using System;
using System.Configuration;
using System.Web.Mvc;
using System.Web;
using System.Collections.Generic;

namespace MvcHelpers
    public class RequireHttpsSupportsLBAttibute : RequireHttpsAttribute
        public override void OnAuthorization(AuthorizationContext filterContext)
            if (filterContext.HttpContext.Request.IsSecureConnectionConsideringLoadBalancer()) return;


    public static class HttpRequestBaseHelper
        public static bool IsSecureConnectionConsideringLoadBalancer(this HttpRequestBase request)
            return request.IsSecureConnection || LoadBalancerSecured(request);

        public static bool LoadBalancerSecured(HttpRequestBase request)
            if (string.Equals(request.Headers["X-Forwarded-Proto"],
                return true;

            return false;

ASP.NET Web API 2 RequireSsl Attribute With Support For Terminating SSL At Load Balancer

Most modern load balancers, including Amazon’s Elastic Load Balancer (ELB), allow you to configure them to handle SSL. Although they can forward the request to your web nodes using SSL, it is more efficient to offload the SSL processing to the load balancer and forward requests from there to your web servers using plain HTTP on port 80. Load balancers that support offloading SSL generally inject a “X-Forwarded-Proto” header into the request with the value “http” or “https” to indicate the protocol of the original request.

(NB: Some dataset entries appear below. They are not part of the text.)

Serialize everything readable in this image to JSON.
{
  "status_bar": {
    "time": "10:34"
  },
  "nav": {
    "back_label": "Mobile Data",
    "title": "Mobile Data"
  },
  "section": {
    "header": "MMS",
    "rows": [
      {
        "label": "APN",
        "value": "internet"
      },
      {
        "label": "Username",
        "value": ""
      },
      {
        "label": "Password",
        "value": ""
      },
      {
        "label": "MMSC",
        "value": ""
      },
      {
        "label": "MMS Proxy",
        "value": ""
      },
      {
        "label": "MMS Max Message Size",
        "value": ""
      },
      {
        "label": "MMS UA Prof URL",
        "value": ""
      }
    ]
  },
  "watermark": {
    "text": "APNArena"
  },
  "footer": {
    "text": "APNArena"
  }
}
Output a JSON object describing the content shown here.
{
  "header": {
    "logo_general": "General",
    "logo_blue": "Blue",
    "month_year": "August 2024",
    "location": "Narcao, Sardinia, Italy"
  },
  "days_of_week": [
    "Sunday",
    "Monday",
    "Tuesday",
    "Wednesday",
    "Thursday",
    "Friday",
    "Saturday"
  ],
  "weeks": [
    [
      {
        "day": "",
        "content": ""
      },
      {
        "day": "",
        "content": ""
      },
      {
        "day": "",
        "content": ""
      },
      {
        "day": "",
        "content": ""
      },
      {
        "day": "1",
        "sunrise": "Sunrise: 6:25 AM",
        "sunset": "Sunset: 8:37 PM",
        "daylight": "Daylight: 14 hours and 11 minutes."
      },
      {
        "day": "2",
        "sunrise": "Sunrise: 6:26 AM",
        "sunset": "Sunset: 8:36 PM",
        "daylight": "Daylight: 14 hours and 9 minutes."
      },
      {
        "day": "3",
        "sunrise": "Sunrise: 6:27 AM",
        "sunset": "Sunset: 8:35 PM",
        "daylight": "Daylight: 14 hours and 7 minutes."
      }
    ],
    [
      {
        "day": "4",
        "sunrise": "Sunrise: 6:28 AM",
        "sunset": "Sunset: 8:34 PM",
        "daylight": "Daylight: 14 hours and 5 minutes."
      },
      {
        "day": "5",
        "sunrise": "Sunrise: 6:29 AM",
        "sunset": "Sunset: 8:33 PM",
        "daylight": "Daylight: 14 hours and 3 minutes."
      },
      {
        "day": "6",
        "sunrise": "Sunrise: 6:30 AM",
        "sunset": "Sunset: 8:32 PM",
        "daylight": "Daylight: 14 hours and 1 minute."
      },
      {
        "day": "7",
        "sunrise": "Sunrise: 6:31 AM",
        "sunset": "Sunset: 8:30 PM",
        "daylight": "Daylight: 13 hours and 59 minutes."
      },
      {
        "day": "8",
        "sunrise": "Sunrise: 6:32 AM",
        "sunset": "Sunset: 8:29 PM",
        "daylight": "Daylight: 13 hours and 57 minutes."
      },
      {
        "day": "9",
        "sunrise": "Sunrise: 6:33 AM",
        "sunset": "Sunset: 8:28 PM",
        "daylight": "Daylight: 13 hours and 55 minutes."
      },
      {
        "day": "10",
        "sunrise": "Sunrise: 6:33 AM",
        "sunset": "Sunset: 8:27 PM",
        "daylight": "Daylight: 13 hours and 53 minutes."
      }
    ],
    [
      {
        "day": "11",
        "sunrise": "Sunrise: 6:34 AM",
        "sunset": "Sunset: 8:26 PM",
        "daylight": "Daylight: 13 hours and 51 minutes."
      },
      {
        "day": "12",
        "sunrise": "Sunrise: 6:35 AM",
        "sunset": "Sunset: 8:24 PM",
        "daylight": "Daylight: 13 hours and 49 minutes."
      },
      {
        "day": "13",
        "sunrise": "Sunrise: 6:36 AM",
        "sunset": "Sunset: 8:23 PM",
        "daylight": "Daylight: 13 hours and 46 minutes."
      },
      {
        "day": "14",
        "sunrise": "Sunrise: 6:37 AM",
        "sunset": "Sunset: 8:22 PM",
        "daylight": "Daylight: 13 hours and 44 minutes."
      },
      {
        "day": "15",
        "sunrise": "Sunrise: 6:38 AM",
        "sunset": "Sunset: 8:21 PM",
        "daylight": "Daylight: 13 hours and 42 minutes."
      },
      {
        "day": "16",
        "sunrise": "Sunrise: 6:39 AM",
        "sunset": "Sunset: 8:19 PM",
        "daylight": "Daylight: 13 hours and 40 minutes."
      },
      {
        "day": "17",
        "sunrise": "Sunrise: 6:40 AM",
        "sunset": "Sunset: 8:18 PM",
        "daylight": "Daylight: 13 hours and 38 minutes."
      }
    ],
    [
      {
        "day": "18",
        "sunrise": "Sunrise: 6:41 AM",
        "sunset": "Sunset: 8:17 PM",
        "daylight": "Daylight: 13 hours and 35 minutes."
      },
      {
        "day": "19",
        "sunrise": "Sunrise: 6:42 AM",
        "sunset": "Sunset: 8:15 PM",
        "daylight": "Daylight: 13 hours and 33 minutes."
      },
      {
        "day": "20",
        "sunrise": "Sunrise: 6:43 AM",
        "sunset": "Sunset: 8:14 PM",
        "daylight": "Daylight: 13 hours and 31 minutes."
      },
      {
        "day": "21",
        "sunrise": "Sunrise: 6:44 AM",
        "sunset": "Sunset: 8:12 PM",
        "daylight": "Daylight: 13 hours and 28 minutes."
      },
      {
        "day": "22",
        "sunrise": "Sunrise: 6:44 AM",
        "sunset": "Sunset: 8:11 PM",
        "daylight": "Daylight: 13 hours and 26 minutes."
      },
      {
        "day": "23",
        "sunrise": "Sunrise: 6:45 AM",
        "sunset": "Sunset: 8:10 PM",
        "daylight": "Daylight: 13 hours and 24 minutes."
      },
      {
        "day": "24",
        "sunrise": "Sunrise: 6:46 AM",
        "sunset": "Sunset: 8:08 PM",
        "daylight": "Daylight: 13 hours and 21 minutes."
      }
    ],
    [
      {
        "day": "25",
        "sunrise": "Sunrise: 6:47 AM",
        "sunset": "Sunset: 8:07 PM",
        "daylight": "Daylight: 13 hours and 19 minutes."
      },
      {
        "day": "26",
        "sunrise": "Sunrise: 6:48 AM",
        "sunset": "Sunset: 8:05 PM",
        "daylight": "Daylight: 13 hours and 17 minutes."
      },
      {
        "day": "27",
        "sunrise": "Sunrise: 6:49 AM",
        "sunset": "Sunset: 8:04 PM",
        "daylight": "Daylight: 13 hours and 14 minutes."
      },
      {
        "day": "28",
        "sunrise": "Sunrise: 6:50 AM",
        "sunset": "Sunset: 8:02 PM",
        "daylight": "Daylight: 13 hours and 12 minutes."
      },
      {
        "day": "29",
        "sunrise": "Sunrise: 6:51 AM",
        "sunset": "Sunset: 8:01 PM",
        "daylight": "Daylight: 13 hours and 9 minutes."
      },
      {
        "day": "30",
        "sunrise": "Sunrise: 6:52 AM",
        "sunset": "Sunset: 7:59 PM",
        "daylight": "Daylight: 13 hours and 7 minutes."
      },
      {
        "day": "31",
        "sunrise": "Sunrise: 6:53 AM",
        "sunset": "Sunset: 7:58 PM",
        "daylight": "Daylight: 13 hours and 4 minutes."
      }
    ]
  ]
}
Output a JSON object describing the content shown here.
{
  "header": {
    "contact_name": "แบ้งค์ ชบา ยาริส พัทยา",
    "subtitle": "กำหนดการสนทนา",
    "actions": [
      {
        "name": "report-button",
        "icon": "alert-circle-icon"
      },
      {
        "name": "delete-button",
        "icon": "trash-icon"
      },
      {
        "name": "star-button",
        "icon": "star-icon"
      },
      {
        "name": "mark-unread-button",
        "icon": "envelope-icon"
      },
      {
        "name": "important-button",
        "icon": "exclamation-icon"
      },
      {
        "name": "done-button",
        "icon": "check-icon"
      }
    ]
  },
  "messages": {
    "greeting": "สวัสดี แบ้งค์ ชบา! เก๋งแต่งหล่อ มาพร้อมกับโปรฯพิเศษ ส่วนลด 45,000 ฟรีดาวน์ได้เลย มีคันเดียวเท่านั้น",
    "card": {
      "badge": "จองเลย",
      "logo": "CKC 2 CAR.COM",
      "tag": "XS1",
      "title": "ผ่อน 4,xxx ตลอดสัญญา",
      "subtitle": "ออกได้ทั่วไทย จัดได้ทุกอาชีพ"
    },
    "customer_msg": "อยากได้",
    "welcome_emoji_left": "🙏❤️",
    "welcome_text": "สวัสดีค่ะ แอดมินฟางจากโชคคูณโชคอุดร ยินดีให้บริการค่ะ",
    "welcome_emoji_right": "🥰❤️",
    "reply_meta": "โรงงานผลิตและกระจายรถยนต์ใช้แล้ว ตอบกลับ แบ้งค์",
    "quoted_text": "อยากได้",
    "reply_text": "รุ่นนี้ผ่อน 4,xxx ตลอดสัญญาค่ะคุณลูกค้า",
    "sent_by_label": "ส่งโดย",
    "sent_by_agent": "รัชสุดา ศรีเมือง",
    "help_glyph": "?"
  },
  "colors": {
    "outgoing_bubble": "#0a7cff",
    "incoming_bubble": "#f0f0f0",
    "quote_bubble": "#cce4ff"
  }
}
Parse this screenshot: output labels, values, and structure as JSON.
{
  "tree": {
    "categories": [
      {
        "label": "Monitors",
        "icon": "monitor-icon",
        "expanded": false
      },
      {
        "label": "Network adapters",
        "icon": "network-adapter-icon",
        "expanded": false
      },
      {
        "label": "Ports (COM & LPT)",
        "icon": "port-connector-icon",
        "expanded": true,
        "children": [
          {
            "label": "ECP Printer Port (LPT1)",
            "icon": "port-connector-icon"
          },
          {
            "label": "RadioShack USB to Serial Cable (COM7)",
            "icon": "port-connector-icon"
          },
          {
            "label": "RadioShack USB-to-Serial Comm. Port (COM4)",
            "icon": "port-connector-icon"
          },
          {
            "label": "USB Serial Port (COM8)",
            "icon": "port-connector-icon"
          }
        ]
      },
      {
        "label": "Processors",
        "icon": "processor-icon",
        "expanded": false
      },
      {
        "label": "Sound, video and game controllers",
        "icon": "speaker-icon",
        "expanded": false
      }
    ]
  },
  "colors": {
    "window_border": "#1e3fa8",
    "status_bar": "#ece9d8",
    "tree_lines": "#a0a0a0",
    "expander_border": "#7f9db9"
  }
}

This approach is quite secure as the load balancer typically replaces any “X-Forwarded-Proto” header present in the original request. This is true for ELB.

You can use this header in ASP.NET Web API to make sure a request is secure. For example, here’s an attribute you can put on any controller or controller method to require SSL. It supports SSL terminated at the load balancer as well as plain old SSL straight to the server:

using System;
using System.Configuration;
using System.Linq;
using System.Net.Http;
using System.Web.Http.Controllers;
using System.Web.Http.Filters;

namespace AspNetApiHelpers
    public class RequireHttpsAttribute : AuthorizationFilterAttribute
        public override void OnAuthorization(HttpActionContext actionContext)
            if (actionContext.Request.RequestUri.Scheme != Uri.UriSchemeHttps && !IsForwardedSsl(actionContext))
                actionContext.Response = new HttpResponseMessage(System.Net.HttpStatusCode.Forbidden)
                    ReasonPhrase = "HTTPS Required"

        private static bool IsForwardedSsl(HttpActionContext actionContext)
            var xForwardedProto = actionContext.Request.Headers.FirstOrDefault(x => x.Key == "X-Forwarded-Proto");
            var forwardedSsl = xForwardedProto.Value != null &&
                xForwardedProto.Value.Any(x => string.Equals(x, "https", StringComparison.InvariantCultureIgnoreCase));
            return forwardedSsl;

Node.js Library for Delcom Visual Indicator Published

I just published my first npm package, delcom-indicator.  It’s a basic driver for the Delcom Visual Indicator.  I built it to support the node.js build light project I am currently putting together for the Raspberry Pi.  This library supports any platform that supports node-hid, which should include Windows, Mac and most Linux distributions.  It has been tested on Mac OS/X 10.9.2 and Raspian.

The publication process for node packages is a little easier than the one for .NET Nuget packages.  To get started, you need to setup an account at npm and authorize it on your computer:

npm adduser

Assuming you have a node.js project that includes packages.json in your directory, publishing is as simple as:

npm publish